-------- Data to examine --------

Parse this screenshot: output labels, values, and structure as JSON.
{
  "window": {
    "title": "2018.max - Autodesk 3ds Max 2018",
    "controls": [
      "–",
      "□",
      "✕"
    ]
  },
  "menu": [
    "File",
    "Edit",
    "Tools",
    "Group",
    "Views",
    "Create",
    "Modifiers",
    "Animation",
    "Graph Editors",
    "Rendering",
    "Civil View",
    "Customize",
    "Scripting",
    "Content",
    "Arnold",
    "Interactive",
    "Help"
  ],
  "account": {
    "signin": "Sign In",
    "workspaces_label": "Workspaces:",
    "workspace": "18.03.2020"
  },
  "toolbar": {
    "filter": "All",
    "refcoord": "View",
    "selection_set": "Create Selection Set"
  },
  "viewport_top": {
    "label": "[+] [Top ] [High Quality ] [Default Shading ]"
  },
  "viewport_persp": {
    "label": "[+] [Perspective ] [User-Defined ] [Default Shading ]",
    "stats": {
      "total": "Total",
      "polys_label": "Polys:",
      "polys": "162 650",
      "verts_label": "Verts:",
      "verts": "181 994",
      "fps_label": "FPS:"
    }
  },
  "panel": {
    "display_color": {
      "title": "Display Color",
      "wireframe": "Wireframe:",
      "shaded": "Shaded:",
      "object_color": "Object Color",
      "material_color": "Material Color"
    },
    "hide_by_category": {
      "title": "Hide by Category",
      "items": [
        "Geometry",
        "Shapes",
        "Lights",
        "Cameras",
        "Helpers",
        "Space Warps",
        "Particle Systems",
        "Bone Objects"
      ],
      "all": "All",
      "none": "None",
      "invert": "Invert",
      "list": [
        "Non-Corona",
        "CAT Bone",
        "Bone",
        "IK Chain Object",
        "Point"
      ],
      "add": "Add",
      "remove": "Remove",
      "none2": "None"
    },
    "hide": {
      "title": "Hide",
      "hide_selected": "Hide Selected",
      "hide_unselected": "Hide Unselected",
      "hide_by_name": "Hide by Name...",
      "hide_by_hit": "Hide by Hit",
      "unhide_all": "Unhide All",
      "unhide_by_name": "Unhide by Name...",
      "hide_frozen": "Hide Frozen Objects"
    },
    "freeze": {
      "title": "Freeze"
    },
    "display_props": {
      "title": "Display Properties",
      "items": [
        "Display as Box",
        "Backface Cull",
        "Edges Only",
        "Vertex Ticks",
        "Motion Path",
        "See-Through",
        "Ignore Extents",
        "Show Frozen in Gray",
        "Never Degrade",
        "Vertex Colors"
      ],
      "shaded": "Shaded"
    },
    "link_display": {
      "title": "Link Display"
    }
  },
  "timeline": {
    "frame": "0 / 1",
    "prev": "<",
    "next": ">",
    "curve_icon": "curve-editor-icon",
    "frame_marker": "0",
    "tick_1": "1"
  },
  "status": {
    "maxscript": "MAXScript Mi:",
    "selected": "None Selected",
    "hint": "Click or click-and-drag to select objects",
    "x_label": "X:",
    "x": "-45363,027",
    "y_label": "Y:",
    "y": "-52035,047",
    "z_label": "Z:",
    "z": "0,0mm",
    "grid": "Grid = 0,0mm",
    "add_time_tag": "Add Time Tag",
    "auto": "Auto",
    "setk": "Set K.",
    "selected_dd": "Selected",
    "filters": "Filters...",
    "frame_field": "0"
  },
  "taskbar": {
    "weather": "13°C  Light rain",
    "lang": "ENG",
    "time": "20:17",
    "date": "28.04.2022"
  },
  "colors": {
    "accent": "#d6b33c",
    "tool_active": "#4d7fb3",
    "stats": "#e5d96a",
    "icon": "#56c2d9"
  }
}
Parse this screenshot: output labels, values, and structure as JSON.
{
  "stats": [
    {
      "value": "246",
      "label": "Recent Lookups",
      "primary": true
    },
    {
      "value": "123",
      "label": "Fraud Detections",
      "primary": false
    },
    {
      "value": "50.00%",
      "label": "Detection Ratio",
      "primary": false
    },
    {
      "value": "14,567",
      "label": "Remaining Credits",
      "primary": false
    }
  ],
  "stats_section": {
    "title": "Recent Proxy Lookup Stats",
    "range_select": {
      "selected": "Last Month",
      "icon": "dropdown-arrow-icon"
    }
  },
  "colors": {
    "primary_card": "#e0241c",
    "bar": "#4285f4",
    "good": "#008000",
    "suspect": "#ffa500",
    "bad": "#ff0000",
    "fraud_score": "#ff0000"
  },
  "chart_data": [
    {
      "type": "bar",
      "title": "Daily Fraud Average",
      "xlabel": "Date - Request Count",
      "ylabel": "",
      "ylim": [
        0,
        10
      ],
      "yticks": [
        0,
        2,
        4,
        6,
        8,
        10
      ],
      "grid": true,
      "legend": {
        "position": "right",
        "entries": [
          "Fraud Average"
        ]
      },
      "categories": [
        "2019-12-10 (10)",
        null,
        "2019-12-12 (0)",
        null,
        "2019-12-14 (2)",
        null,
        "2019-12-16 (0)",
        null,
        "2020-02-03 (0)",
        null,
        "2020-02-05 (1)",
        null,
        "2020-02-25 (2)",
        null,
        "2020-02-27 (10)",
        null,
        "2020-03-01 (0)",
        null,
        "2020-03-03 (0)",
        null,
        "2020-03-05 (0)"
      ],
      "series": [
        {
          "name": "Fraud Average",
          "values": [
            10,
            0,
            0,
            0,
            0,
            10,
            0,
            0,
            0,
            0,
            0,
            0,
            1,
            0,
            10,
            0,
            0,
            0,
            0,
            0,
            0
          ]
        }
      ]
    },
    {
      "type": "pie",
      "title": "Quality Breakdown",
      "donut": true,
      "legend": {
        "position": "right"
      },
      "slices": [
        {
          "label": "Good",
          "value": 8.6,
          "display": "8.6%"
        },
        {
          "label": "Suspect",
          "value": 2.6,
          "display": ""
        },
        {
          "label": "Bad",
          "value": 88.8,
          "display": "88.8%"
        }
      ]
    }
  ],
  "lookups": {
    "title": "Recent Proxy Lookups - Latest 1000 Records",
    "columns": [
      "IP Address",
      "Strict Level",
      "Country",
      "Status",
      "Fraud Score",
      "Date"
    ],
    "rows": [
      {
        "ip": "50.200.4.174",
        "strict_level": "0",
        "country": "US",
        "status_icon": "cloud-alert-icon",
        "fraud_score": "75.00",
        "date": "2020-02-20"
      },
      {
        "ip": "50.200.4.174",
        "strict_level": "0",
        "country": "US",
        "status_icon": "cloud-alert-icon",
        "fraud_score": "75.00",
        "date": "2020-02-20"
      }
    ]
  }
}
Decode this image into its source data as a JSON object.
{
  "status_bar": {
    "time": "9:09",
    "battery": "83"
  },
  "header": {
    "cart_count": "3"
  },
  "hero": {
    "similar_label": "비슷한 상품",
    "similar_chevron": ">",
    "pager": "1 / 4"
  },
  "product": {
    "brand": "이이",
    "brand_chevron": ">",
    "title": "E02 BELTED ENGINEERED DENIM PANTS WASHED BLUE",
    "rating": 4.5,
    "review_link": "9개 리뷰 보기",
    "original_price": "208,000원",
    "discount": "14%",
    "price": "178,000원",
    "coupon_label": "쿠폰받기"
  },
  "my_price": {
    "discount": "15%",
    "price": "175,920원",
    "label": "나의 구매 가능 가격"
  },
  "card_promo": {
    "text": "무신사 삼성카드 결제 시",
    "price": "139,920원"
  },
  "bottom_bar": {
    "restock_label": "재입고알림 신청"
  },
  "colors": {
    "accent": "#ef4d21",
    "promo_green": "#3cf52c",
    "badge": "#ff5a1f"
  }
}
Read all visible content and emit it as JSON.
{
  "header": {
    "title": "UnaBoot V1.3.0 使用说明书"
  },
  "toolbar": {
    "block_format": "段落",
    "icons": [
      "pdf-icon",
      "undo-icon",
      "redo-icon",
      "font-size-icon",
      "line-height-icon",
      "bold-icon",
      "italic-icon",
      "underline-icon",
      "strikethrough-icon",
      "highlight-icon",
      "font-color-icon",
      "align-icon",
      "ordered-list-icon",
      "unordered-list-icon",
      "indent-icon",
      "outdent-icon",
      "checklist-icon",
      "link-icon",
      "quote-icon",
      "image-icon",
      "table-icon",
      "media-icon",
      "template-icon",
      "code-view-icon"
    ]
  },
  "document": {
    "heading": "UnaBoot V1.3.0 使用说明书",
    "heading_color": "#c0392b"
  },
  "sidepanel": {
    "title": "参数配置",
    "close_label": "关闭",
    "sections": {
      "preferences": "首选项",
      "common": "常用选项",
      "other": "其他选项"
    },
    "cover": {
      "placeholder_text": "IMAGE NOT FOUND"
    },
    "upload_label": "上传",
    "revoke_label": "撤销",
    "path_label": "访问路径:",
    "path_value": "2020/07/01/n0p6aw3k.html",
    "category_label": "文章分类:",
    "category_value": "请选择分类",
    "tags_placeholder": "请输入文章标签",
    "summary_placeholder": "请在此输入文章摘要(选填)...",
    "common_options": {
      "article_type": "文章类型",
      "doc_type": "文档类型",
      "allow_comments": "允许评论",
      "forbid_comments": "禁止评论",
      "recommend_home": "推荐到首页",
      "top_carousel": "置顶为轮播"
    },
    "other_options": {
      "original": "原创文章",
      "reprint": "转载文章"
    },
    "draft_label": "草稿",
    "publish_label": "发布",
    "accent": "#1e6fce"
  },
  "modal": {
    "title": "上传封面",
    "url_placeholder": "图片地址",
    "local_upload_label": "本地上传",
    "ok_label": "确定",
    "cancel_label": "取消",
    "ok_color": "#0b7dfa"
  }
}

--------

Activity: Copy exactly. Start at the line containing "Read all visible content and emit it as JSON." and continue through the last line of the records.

Completed exercise:
Read all visible content and emit it as JSON.
{
  "header": {
    "title": "UnaBoot V1.3.0 使用说明书"
  },
  "toolbar": {
    "block_format": "段落",
    "icons": [
      "pdf-icon",
      "undo-icon",
      "redo-icon",
      "font-size-icon",
      "line-height-icon",
      "bold-icon",
      "italic-icon",
      "underline-icon",
      "strikethrough-icon",
      "highlight-icon",
      "font-color-icon",
      "align-icon",
      "ordered-list-icon",
      "unordered-list-icon",
      "indent-icon",
      "outdent-icon",
      "checklist-icon",
      "link-icon",
      "quote-icon",
      "image-icon",
      "table-icon",
      "media-icon",
      "template-icon",
      "code-view-icon"
    ]
  },
  "document": {
    "heading": "UnaBoot V1.3.0 使用说明书",
    "heading_color": "#c0392b"
  },
  "sidepanel": {
    "title": "参数配置",
    "close_label": "关闭",
    "sections": {
      "preferences": "首选项",
      "common": "常用选项",
      "other": "其他选项"
    },
    "cover": {
      "placeholder_text": "IMAGE NOT FOUND"
    },
    "upload_label": "上传",
    "revoke_label": "撤销",
    "path_label": "访问路径:",
    "path_value": "2020/07/01/n0p6aw3k.html",
    "category_label": "文章分类:",
    "category_value": "请选择分类",
    "tags_placeholder": "请输入文章标签",
    "summary_placeholder": "请在此输入文章摘要(选填)...",
    "common_options": {
      "article_type": "文章类型",
      "doc_type": "文档类型",
      "allow_comments": "允许评论",
      "forbid_comments": "禁止评论",
      "recommend_home": "推荐到首页",
      "top_carousel": "置顶为轮播"
    },
    "other_options": {
      "original": "原创文章",
      "reprint": "转载文章"
    },
    "draft_label": "草稿",
    "publish_label": "发布",
    "accent": "#1e6fce"
  },
  "modal": {
    "title": "上传封面",
    "url_placeholder": "图片地址",
    "local_upload_label": "本地上传",
    "ok_label": "确定",
    "cancel_label": "取消",
    "ok_color": "#0b7dfa"
  }
}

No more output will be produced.